> **About this exercise**
Produce the same data once more, line for line.

> **The input**
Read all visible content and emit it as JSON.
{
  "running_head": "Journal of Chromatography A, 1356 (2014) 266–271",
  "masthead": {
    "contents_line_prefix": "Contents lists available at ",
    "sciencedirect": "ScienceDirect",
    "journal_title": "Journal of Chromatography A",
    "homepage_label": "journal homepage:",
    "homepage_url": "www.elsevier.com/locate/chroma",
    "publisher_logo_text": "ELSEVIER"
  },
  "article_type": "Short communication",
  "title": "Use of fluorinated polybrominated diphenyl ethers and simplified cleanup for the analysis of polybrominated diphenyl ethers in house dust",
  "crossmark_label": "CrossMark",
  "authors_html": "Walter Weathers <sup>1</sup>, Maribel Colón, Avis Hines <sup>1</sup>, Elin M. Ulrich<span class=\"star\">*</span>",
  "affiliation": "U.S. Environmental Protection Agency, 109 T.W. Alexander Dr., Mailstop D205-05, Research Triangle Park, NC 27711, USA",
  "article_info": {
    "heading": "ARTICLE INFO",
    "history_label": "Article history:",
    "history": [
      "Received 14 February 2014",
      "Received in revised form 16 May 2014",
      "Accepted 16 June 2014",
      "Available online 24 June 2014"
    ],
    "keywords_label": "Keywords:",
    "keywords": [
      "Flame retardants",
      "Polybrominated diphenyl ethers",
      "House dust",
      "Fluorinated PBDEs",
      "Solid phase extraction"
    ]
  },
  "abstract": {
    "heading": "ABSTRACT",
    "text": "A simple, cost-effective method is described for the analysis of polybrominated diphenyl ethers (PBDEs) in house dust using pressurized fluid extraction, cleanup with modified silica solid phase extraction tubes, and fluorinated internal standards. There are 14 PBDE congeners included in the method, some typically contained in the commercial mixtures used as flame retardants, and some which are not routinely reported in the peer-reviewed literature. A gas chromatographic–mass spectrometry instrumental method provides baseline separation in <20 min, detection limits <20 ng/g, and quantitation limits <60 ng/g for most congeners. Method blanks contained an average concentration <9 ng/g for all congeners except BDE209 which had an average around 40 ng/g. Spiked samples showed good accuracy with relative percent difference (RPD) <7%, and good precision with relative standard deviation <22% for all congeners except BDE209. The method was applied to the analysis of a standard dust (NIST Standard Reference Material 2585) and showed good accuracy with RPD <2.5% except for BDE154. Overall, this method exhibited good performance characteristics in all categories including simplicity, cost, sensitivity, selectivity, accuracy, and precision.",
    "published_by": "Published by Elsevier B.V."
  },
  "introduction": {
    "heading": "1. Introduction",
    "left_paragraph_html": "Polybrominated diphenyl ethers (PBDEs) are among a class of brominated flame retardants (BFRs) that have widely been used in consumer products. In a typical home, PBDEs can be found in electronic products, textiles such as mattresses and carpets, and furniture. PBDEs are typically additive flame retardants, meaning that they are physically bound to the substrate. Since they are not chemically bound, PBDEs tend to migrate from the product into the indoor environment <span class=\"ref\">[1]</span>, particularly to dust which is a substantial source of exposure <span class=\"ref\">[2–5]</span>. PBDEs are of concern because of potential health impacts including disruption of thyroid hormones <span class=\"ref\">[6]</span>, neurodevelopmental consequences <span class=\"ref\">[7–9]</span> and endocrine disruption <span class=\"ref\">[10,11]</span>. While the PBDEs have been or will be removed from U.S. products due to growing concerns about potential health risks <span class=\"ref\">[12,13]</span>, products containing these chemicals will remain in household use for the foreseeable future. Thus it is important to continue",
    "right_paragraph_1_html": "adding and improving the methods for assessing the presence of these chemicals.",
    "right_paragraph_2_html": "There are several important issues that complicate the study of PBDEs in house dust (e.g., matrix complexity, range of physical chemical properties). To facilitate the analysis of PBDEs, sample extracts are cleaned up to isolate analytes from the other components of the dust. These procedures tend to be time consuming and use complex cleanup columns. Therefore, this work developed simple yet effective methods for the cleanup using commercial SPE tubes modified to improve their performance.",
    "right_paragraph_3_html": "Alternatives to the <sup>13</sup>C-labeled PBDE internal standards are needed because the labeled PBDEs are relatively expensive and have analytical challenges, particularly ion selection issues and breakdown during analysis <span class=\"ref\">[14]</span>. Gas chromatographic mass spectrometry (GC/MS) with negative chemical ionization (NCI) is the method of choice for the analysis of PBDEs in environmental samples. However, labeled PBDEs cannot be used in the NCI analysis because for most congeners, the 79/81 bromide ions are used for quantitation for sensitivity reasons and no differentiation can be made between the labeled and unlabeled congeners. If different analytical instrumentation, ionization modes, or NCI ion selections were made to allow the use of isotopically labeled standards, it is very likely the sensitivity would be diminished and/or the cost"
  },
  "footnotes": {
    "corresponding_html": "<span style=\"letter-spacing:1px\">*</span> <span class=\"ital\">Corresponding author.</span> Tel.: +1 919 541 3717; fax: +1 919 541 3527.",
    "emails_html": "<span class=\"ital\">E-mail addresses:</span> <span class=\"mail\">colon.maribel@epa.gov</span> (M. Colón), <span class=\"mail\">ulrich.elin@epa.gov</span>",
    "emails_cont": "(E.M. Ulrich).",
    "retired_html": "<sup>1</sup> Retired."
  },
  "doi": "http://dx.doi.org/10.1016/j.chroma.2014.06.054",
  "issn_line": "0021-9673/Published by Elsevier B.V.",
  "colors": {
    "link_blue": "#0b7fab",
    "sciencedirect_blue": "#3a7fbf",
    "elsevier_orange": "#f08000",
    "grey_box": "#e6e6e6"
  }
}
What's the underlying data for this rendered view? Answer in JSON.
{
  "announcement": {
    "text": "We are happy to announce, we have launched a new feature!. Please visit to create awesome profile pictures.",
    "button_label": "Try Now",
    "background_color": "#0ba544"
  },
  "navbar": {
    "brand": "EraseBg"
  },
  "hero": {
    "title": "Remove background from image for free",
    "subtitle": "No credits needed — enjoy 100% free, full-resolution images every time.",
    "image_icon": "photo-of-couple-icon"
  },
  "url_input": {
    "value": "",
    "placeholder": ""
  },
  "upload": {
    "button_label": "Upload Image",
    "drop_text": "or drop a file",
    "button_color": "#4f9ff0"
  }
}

> **Exercise response**
Read all visible content and emit it as JSON.
{
  "running_head": "Journal of Chromatography A, 1356 (2014) 266–271",
  "masthead": {
    "contents_line_prefix": "Contents lists available at ",
    "sciencedirect": "ScienceDirect",
    "journal_title": "Journal of Chromatography A",
    "homepage_label": "journal homepage:",
    "homepage_url": "www.elsevier.com/locate/chroma",
    "publisher_logo_text": "ELSEVIER"
  },
  "article_type": "Short communication",
  "title": "Use of fluorinated polybrominated diphenyl ethers and simplified cleanup for the analysis of polybrominated diphenyl ethers in house dust",
  "crossmark_label": "CrossMark",
  "authors_html": "Walter Weathers <sup>1</sup>, Maribel Colón, Avis Hines <sup>1</sup>, Elin M. Ulrich<span class=\"star\">*</span>",
  "affiliation": "U.S. Environmental Protection Agency, 109 T.W. Alexander Dr., Mailstop D205-05, Research Triangle Park, NC 27711, USA",
  "article_info": {
    "heading": "ARTICLE INFO",
    "history_label": "Article history:",
    "history": [
      "Received 14 February 2014",
      "Received in revised form 16 May 2014",
      "Accepted 16 June 2014",
      "Available online 24 June 2014"
    ],
    "keywords_label": "Keywords:",
    "keywords": [
      "Flame retardants",
      "Polybrominated diphenyl ethers",
      "House dust",
      "Fluorinated PBDEs",
      "Solid phase extraction"
    ]
  },
  "abstract": {
    "heading": "ABSTRACT",
    "text": "A simple, cost-effective method is described for the analysis of polybrominated diphenyl ethers (PBDEs) in house dust using pressurized fluid extraction, cleanup with modified silica solid phase extraction tubes, and fluorinated internal standards. There are 14 PBDE congeners included in the method, some typically contained in the commercial mixtures used as flame retardants, and some which are not routinely reported in the peer-reviewed literature. A gas chromatographic–mass spectrometry instrumental method provides baseline separation in <20 min, detection limits <20 ng/g, and quantitation limits <60 ng/g for most congeners. Method blanks contained an average concentration <9 ng/g for all congeners except BDE209 which had an average around 40 ng/g. Spiked samples showed good accuracy with relative percent difference (RPD) <7%, and good precision with relative standard deviation <22% for all congeners except BDE209. The method was applied to the analysis of a standard dust (NIST Standard Reference Material 2585) and showed good accuracy with RPD <2.5% except for BDE154. Overall, this method exhibited good performance characteristics in all categories including simplicity, cost, sensitivity, selectivity, accuracy, and precision.",
    "published_by": "Published by Elsevier B.V."
  },
  "introduction": {
    "heading": "1. Introduction",
    "left_paragraph_html": "Polybrominated diphenyl ethers (PBDEs) are among a class of brominated flame retardants (BFRs) that have widely been used in consumer products. In a typical home, PBDEs can be found in electronic products, textiles such as mattresses and carpets, and furniture. PBDEs are typically additive flame retardants, meaning that they are physically bound to the substrate. Since they are not chemically bound, PBDEs tend to migrate from the product into the indoor environment <span class=\"ref\">[1]</span>, particularly to dust which is a substantial source of exposure <span class=\"ref\">[2–5]</span>. PBDEs are of concern because of potential health impacts including disruption of thyroid hormones <span class=\"ref\">[6]</span>, neurodevelopmental consequences <span class=\"ref\">[7–9]</span> and endocrine disruption <span class=\"ref\">[10,11]</span>. While the PBDEs have been or will be removed from U.S. products due to growing concerns about potential health risks <span class=\"ref\">[12,13]</span>, products containing these chemicals will remain in household use for the foreseeable future. Thus it is important to continue",
    "right_paragraph_1_html": "adding and improving the methods for assessing the presence of these chemicals.",
    "right_paragraph_2_html": "There are several important issues that complicate the study of PBDEs in house dust (e.g., matrix complexity, range of physical chemical properties). To facilitate the analysis of PBDEs, sample extracts are cleaned up to isolate analytes from the other components of the dust. These procedures tend to be time consuming and use complex cleanup columns. Therefore, this work developed simple yet effective methods for the cleanup using commercial SPE tubes modified to improve their performance.",
    "right_paragraph_3_html": "Alternatives to the <sup>13</sup>C-labeled PBDE internal standards are needed because the labeled PBDEs are relatively expensive and have analytical challenges, particularly ion selection issues and breakdown during analysis <span class=\"ref\">[14]</span>. Gas chromatographic mass spectrometry (GC/MS) with negative chemical ionization (NCI) is the method of choice for the analysis of PBDEs in environmental samples. However, labeled PBDEs cannot be used in the NCI analysis because for most congeners, the 79/81 bromide ions are used for quantitation for sensitivity reasons and no differentiation can be made between the labeled and unlabeled congeners. If different analytical instrumentation, ionization modes, or NCI ion selections were made to allow the use of isotopically labeled standards, it is very likely the sensitivity would be diminished and/or the cost"
  },
  "footnotes": {
    "corresponding_html": "<span style=\"letter-spacing:1px\">*</span> <span class=\"ital\">Corresponding author.</span> Tel.: +1 919 541 3717; fax: +1 919 541 3527.",
    "emails_html": "<span class=\"ital\">E-mail addresses:</span> <span class=\"mail\">colon.maribel@epa.gov</span> (M. Colón), <span class=\"mail\">ulrich.elin@epa.gov</span>",
    "emails_cont": "(E.M. Ulrich).",
    "retired_html": "<sup>1</sup> Retired."
  },
  "doi": "http://dx.doi.org/10.1016/j.chroma.2014.06.054",
  "issn_line": "0021-9673/Published by Elsevier B.V.",
  "colors": {
    "link_blue": "#0b7fab",
    "sciencedirect_blue": "#3a7fbf",
    "elsevier_orange": "#f08000",
    "grey_box": "#e6e6e6"
  }
}
What's the underlying data for this rendered view? Answer in JSON.
{
  "announcement": {
    "text": "We are happy to announce, we have launched a new feature!. Please visit to create awesome profile pictures.",
    "button_label": "Try Now",
    "background_color": "#0ba544"
  },
  "navbar": {
    "brand": "EraseBg"
  },
  "hero": {
    "title": "Remove background from image for free",
    "subtitle": "No credits needed — enjoy 100% free, full-resolution images every time.",
    "image_icon": "photo-of-couple-icon"
  },
  "url_input": {
    "value": "",
    "placeholder": ""
  },
  "upload": {
    "button_label": "Upload Image",
    "drop_text": "or drop a file",
    "button_color": "#4f9ff0"
  }
}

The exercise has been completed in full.